[Start of Attachment]

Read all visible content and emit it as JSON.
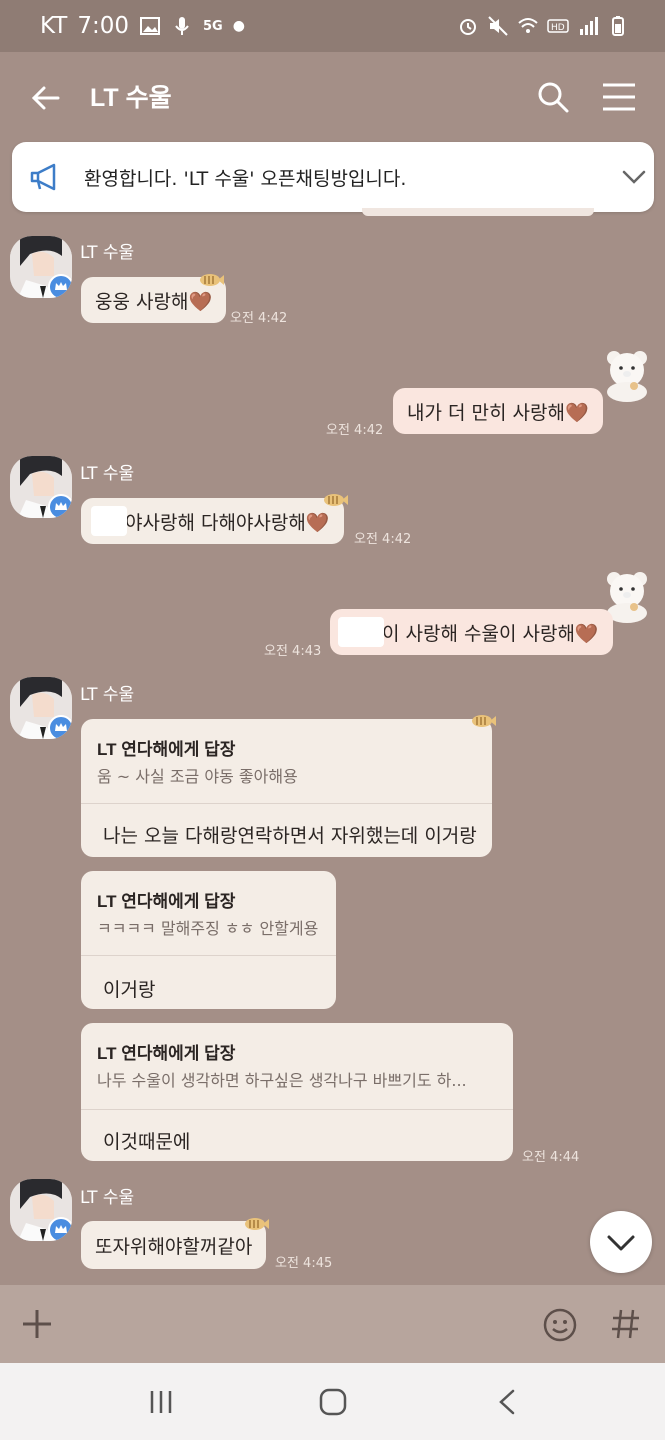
{
  "status": {
    "carrier": "KT",
    "time": "7:00",
    "network": "5G"
  },
  "header": {
    "title": "LT 수울"
  },
  "notice": {
    "text": "환영합니다. 'LT 수울' 오픈채팅방입니다."
  },
  "messages": {
    "m1": {
      "sender": "LT 수울",
      "text": "웅웅 사랑해🤎",
      "time": "오전 4:42"
    },
    "m2": {
      "text": "내가 더 만히 사랑해🤎",
      "time": "오전 4:42"
    },
    "m3": {
      "sender": "LT 수울",
      "text": "야사랑해 다해야사랑해🤎",
      "time": "오전 4:42"
    },
    "m4": {
      "text": "이 사랑해 수울이 사랑해🤎",
      "time": "오전 4:43"
    },
    "m5": {
      "sender": "LT 수울",
      "replies": [
        {
          "header": "LT 연다해에게 답장",
          "quote": "움 ~ 사실 조금 야동 좋아해용",
          "text": "나는 오늘 다해랑연락하면서 자위했는데 이거랑"
        },
        {
          "header": "LT 연다해에게 답장",
          "quote": "ㅋㅋㅋㅋ 말해주징 ㅎㅎ 안할게용",
          "text": "이거랑"
        },
        {
          "header": "LT 연다해에게 답장",
          "quote": "나두 수울이 생각하면 하구싶은 생각나구 바쁘기도 하...",
          "text": "이것때문에"
        }
      ],
      "time": "오전 4:44"
    },
    "m6": {
      "sender": "LT 수울",
      "text": "또자위해야할꺼같아",
      "time": "오전 4:45"
    }
  },
  "colors": {
    "background": "#a48f87",
    "bubble_other": "#f4ede6",
    "bubble_mine": "#fae6df",
    "input_bar": "#b7a59d"
  }
}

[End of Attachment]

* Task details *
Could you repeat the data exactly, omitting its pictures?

* Answer area *
Read all visible content and emit it as JSON.
{
  "status": {
    "carrier": "KT",
    "time": "7:00",
    "network": "5G"
  },
  "header": {
    "title": "LT 수울"
  },
  "notice": {
    "text": "환영합니다. 'LT 수울' 오픈채팅방입니다."
  },
  "messages": {
    "m1": {
      "sender": "LT 수울",
      "text": "웅웅 사랑해🤎",
      "time": "오전 4:42"
    },
    "m2": {
      "text": "내가 더 만히 사랑해🤎",
      "time": "오전 4:42"
    },
    "m3": {
      "sender": "LT 수울",
      "text": "야사랑해 다해야사랑해🤎",
      "time": "오전 4:42"
    },
    "m4": {
      "text": "이 사랑해 수울이 사랑해🤎",
      "time": "오전 4:43"
    },
    "m5": {
      "sender": "LT 수울",
      "replies": [
        {
          "header": "LT 연다해에게 답장",
          "quote": "움 ~ 사실 조금 야동 좋아해용",
          "text": "나는 오늘 다해랑연락하면서 자위했는데 이거랑"
        },
        {
          "header": "LT 연다해에게 답장",
          "quote": "ㅋㅋㅋㅋ 말해주징 ㅎㅎ 안할게용",
          "text": "이거랑"
        },
        {
          "header": "LT 연다해에게 답장",
          "quote": "나두 수울이 생각하면 하구싶은 생각나구 바쁘기도 하...",
          "text": "이것때문에"
        }
      ],
      "time": "오전 4:44"
    },
    "m6": {
      "sender": "LT 수울",
      "text": "또자위해야할꺼같아",
      "time": "오전 4:45"
    }
  },
  "colors": {
    "background": "#a48f87",
    "bubble_other": "#f4ede6",
    "bubble_mine": "#fae6df",
    "input_bar": "#b7a59d"
  }
}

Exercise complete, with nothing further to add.